Does your school have a culinary football team? At the Technology Center of DuPage (TCD), a high-school career and technical center in Addison, Ill., the answer is certainly yes. TCD participates in various approved culinary competitions through ProStart, Skills USA, local ACF chapters and even in-school scholarship-program competitions.

Principal Edward A. Susmilch likens the TCD culinary-competition teams to high-school football teams. Both help participants enhance their talents, professional behavior, team and leadership skills and scholarship opportunities. How can your school build a winning team?

Guest Speaker: Picking up Straws

Tuesday, 07 September 2010 01:10

By Mark Molinaro, CEC

guest_sept10When it comes to quality of guest service, the smallest example can make the biggest impression.

Reflecting on the guidance I received from the ladies and gentlemen of The Ritz-Carlton has served me well in my 15 years as a cook, chef, teacher and now director. It was a pleasure and a privilege to have been able to work with such passionate and dedicated people whose shared goal was to surprise and delight every guest who walked through our doors.

The Ritz-Carlton culture is a model for excellence in organizational behavior. From the daily line-ups to departmental meetings to hotel-wide seminars, I always felt connected and an important part of the organization. Examples of model leadership, behavior and expectation are expressed throughout the company, from the interactions between individual line employees to the daily briefs that were sent from corporate office.

Guest Speaker: Strategies for Effective Leadership

Thursday, 15 July 2010 19:53

By Lynn Schwartz

guest_july10As we enter new positions, many of us (including graduates just starting out) will want to hurry to implement our passions and agendas for change. Dr. Linda Schaumann Reese explained at CAFÉ’s recent Leadership Conference why this common approach is NOT a recipe for success.

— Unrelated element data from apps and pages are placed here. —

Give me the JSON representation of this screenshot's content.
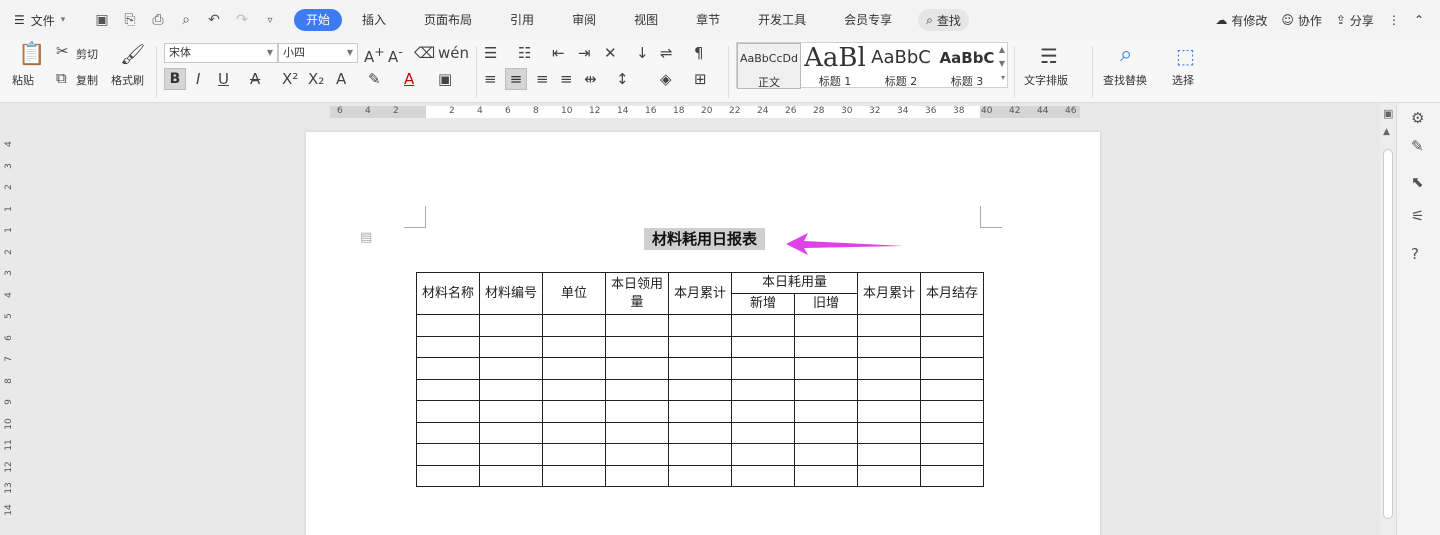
{
  "menubar": {
    "file_label": "文件",
    "tabs": [
      "开始",
      "插入",
      "页面布局",
      "引用",
      "审阅",
      "视图",
      "章节",
      "开发工具",
      "会员专享"
    ],
    "active_tab": "开始",
    "search_label": "查找",
    "right": {
      "modified": "有修改",
      "collaborate": "协作",
      "share": "分享"
    }
  },
  "ribbon": {
    "paste": "粘贴",
    "cut": "剪切",
    "copy": "复制",
    "format_painter": "格式刷",
    "font_name": "宋体",
    "font_size": "小四",
    "styles": [
      {
        "sample": "AaBbCcDd",
        "name": "正文"
      },
      {
        "sample": "AaBl",
        "name": "标题 1"
      },
      {
        "sample": "AaBbC",
        "name": "标题 2"
      },
      {
        "sample": "AaBbC",
        "name": "标题 3"
      }
    ],
    "text_layout": "文字排版",
    "find_replace": "查找替换",
    "select": "选择"
  },
  "ruler": {
    "h_ticks": [
      "6",
      "4",
      "2",
      "2",
      "4",
      "6",
      "8",
      "10",
      "12",
      "14",
      "16",
      "18",
      "20",
      "22",
      "24",
      "26",
      "28",
      "30",
      "32",
      "34",
      "36",
      "38",
      "40",
      "42",
      "44",
      "46"
    ],
    "v_ticks": [
      "4",
      "3",
      "2",
      "1",
      "1",
      "2",
      "3",
      "4",
      "5",
      "6",
      "7",
      "8",
      "9",
      "10",
      "11",
      "12",
      "13",
      "14"
    ]
  },
  "document": {
    "title": "材料耗用日报表",
    "table": {
      "col_material_name": "材料名称",
      "col_material_no": "材料编号",
      "col_unit": "单位",
      "col_today_receive": "本日领用量",
      "col_month_total": "本月累计",
      "col_today_consume": "本日耗用量",
      "sub_new": "新增",
      "sub_old": "旧增",
      "col_month_total2": "本月累计",
      "col_month_stock": "本月结存",
      "empty_rows": 8
    }
  },
  "colors": {
    "accent": "#3d7cf0",
    "arrow": "#e040e8"
  }
}
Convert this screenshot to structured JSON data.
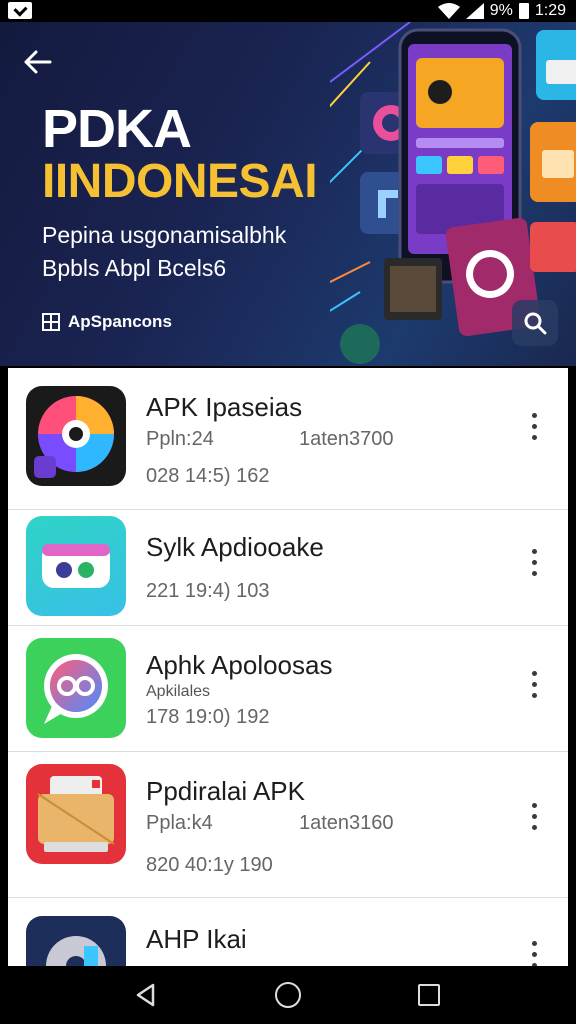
{
  "status_bar": {
    "percent": "9%",
    "time": "1:29"
  },
  "hero": {
    "title_line1": "PDKA",
    "title_line2": "IINDONESAI",
    "subtitle_line1": "Pepina usgonamisalbhk",
    "subtitle_line2": "Bpbls Abpl Bcels6",
    "brand_label": "ApSpancons"
  },
  "apps": [
    {
      "name": "APK Ipaseias",
      "meta1": "Ppln:24",
      "meta1_right": "1aten3700",
      "meta2": "028 14:5) 162",
      "icon": "color-wheel-icon",
      "icon_color": "#1a1a1a"
    },
    {
      "name": "Sylk Apdiooake",
      "meta2": "221 19:4) 103",
      "icon": "toggle-dots-icon",
      "icon_color": "#2fd3c6"
    },
    {
      "name": "Aphk Apoloosas",
      "meta1_small": "Apkilales",
      "meta2": "178 19:0) 192",
      "icon": "chat-bubble-icon",
      "icon_color": "#3bd15a"
    },
    {
      "name": "Ppdiralai APK",
      "meta1": "Ppla:k4",
      "meta1_right": "1aten3160",
      "meta2": "820 40:1y 190",
      "icon": "printer-box-icon",
      "icon_color": "#e4323a"
    },
    {
      "name": "AHP Ikai",
      "icon": "disc-icon",
      "icon_color": "#1e2e5a"
    }
  ],
  "colors": {
    "accent_yellow": "#f5c132",
    "hero_bg": "#1a2452"
  }
}
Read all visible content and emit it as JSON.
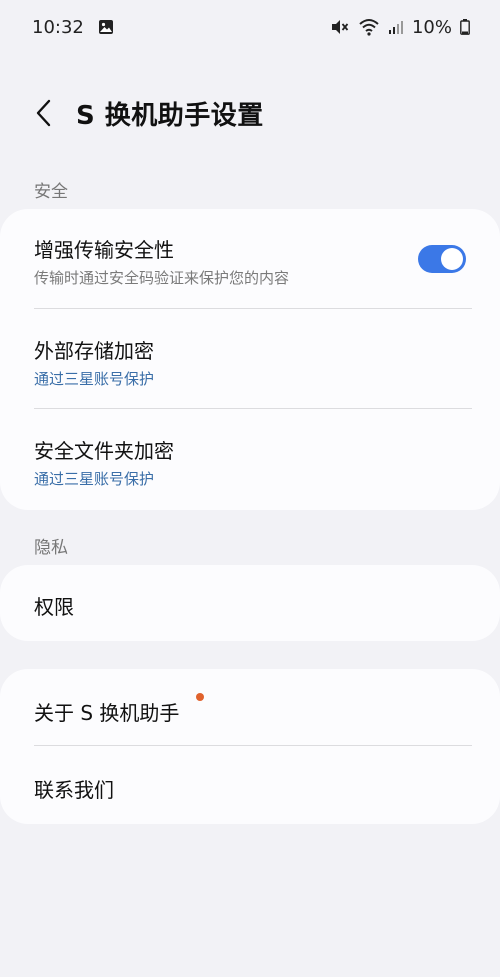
{
  "status_bar": {
    "time": "10:32",
    "battery": "10%",
    "icons": [
      "gallery-icon",
      "mute-icon",
      "wifi-icon",
      "signal-icon",
      "battery-icon"
    ]
  },
  "header": {
    "title": "S 换机助手设置"
  },
  "sections": {
    "security": {
      "title": "安全",
      "items": [
        {
          "title": "增强传输安全性",
          "subtitle": "传输时通过安全码验证来保护您的内容",
          "toggle_on": true
        },
        {
          "title": "外部存储加密",
          "subtitle": "通过三星账号保护"
        },
        {
          "title": "安全文件夹加密",
          "subtitle": "通过三星账号保护"
        }
      ]
    },
    "privacy": {
      "title": "隐私",
      "items": [
        {
          "title": "权限"
        }
      ]
    },
    "about": {
      "items": [
        {
          "title": "关于 S 换机助手",
          "has_badge": true
        },
        {
          "title": "联系我们"
        }
      ]
    }
  },
  "colors": {
    "background": "#f2f2f6",
    "card": "#fcfcfe",
    "accent": "#3b78e7",
    "link_blue": "#3a6ea8",
    "badge": "#e0622d"
  }
}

Businesses spend millions of dollars investing in new leaders, but research shows that many of these enthusiastic, qualified leaders will fail. With the hospitality industry expanding and diversifying, higher levels of education and expectations are required. Chefs need to be more than cooks; they need to be strong, effective leaders. What keeps leaders from succeeding and what can you do differently to avoid failure?

Guest Speaker: What Would Jamie Do?

Wednesday, 02 June 2010 14:19

By John Lawn

guest_june10Jamie Oliver's "Food Revolution" treats a serious subject, but turns it into reality-show spectacle.

On March 21, Americans with an interest in either child nutrition or reality TV (or both) got the chance to view the first installment of “Jamie Oliver's Food Revolution,” a stunt-driven, 21st century moral tale that will run as a series on ABC in coming weeks. If you missed it, here's a handy synopsis:

Guest Speaker: Building a Better Chapter

Tuesday, 04 May 2010 15:34

By William C. Franklin, CMC, AAC

guest_may10Like a bell curve, leadership in new chapters of professional organizations rises, then wanes. Adopting certain structural steps will keep a chapter strong, delivering long-term value to members.

Over the four and a half decades that I have worked in this industry, I've observed one constant: The industry puts greater demands on all of us every day. We are busy people with work and life's general requirements. Most of us no longer have the benefit of volunteering weekly or daily hours to our favorite professional organization.

The life cycle of most American Culinary Federation chapters is somewhat predictable and can be applied against a simple bell curve. The curve could cover 10, 20 or 30 years. The beginning of the bell curve represents the energetic chartering group in their mid-20s and 30s. They work hard to get the chapter established and grow the membership, sometimes into the hundreds. This group seems to be the energy and catalyst that sustains all programs and events while moving the chapter forward.